The script owes much of its dialogue to these exchanges in Memphis and serves as the final culmination of the insight approach. By including the dialogue from various community members and law enforcement personnel, Obasi brings some of the most raw dialogue to reach the stage at Fringe. While Rob, surrounded by pressure from fellow cops, family, and friends, asserts that he is “trying to prevent wars,” there are those in the community that see the war as ongoing. Jay’s remarks are the most scathing. “They have you conditioned,” he tells his old friend, whose commitments are under scrutiny. With these perspectives laid bare, the audience pivots from spectators to participants, engaging with the approach as if they had been at Memphis City Hall, hearing about the community’s struggles and suspicions for the first time.

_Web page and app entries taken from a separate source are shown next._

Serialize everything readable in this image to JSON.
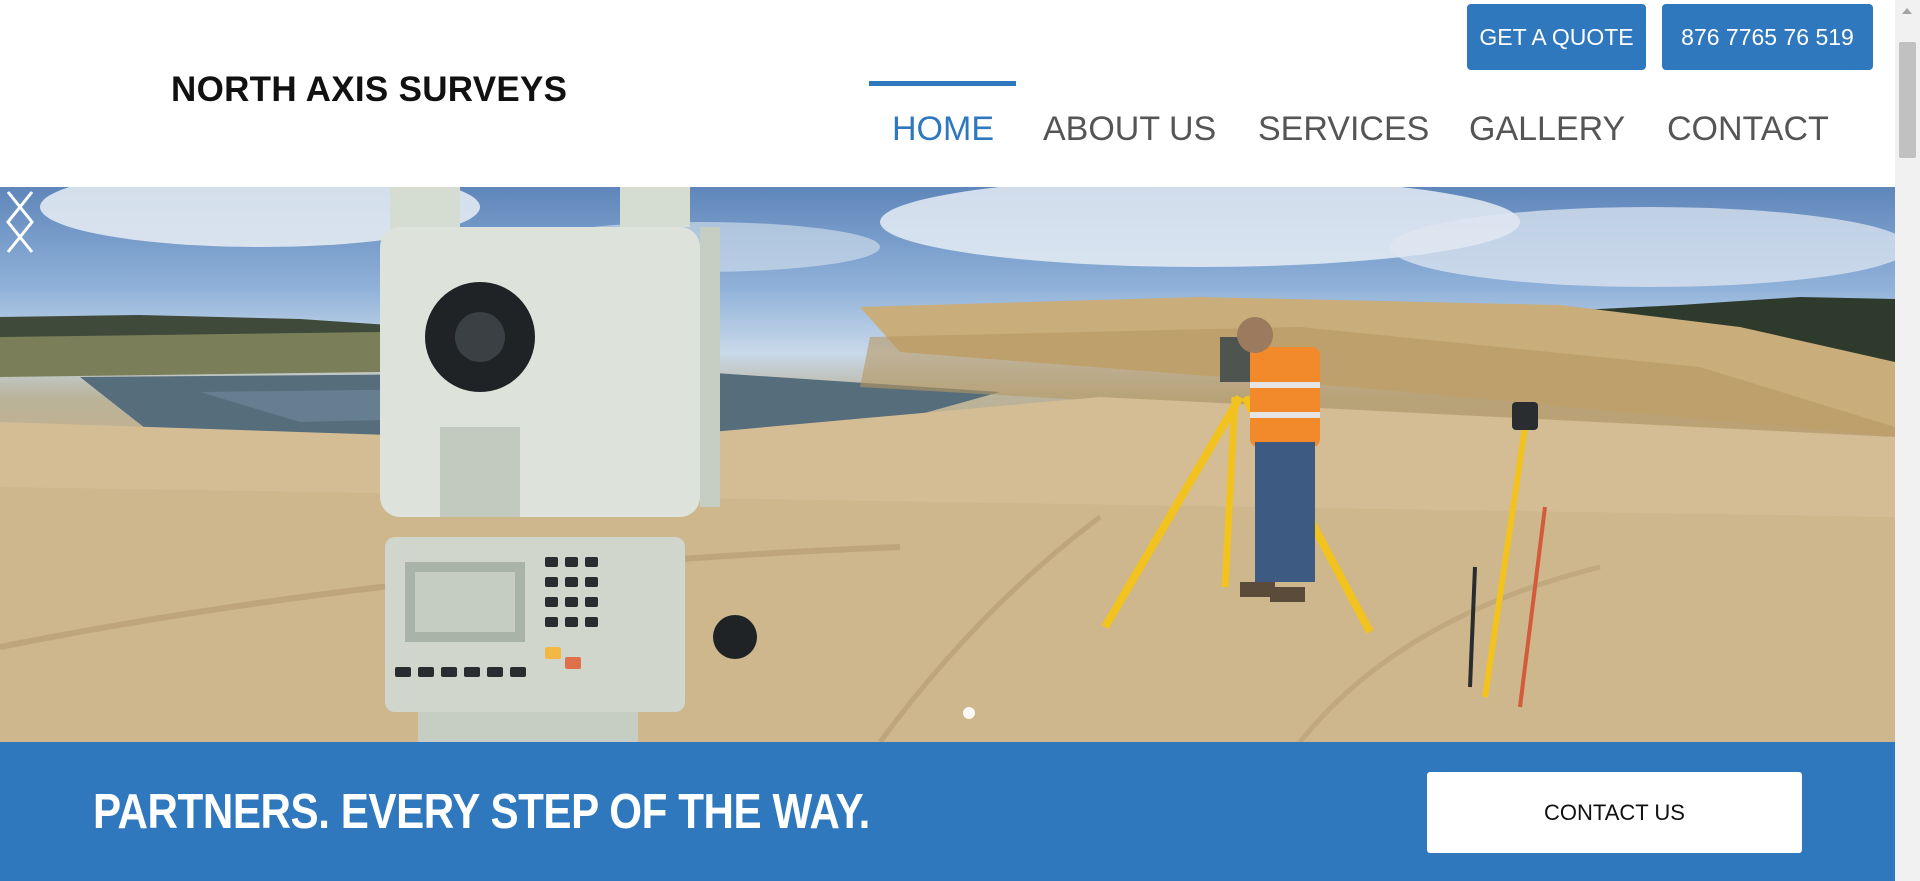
{
  "header": {
    "logo": "NORTH AXIS SURVEYS",
    "quote_button": "GET A QUOTE",
    "phone_button": "876 7765 76 519"
  },
  "nav": {
    "items": [
      {
        "label": "HOME",
        "active": true
      },
      {
        "label": "ABOUT US",
        "active": false
      },
      {
        "label": "SERVICES",
        "active": false
      },
      {
        "label": "GALLERY",
        "active": false
      },
      {
        "label": "CONTACT",
        "active": false
      }
    ]
  },
  "hero": {
    "image": "surveyor with total station on sandy construction site",
    "left_arrow": "chevron-left-icon",
    "right_arrow": "chevron-right-icon",
    "slide_count": 1,
    "active_slide": 1
  },
  "cta": {
    "tagline": "PARTNERS. EVERY STEP OF THE WAY.",
    "button": "CONTACT US"
  },
  "colors": {
    "accent": "#2f78bd",
    "nav_text": "#555555",
    "logo_text": "#111111"
  }
}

A conversation segment and Q&A between the cast and audience follows every performance. The eight voices on stage are immediately met with an audience willing to relate and even challenge these narratives in real time. While one participant reflected his initial resistance in accepting the cops’ sincerity, he claimed the performance reminded him that they’re human. Another woman shared that she once worked in the DA’s office, and could identify with a cop who clings to the need for security. The question “who is criminalizing us?” was met with divergent answers: We are, They are, Fear is, Privatized Prisons.
Obasi’s vision is to turn all of your expectations on their side, and his technique is thorough. Martin Luther King Jr.’s voice echoes through the theater not during a time of triumph, but in the darkest hour, when the audience witnesses a great loss of faith in the system that’s meant to serve. A jolting reminder that victory has not arrived.
As imparted in the play, “justice doesn’t look the same for everyone,” and Chuk Obasi uses the stage to examine that elusiveness in a community that has been denied justice for too long. It would be a stretch to call Uniform Justice optimistic in scope, but more importantly, it is proactive, yielding immediate discourse that is meant to create what the characters cried for in harmony: a new day.
Mary von Aue is Associate Editor for Warscapes. She is a freelance writer based in New York. She holds an MA from Columbia University, where she studied classical Islamic literature and the effects of the water crisis in Palestine, a topic she investigated while working in Deheishe Refugee Camp. Mary has lived in 6 countries and writes about history, policy, and culture. Twitter @von_owie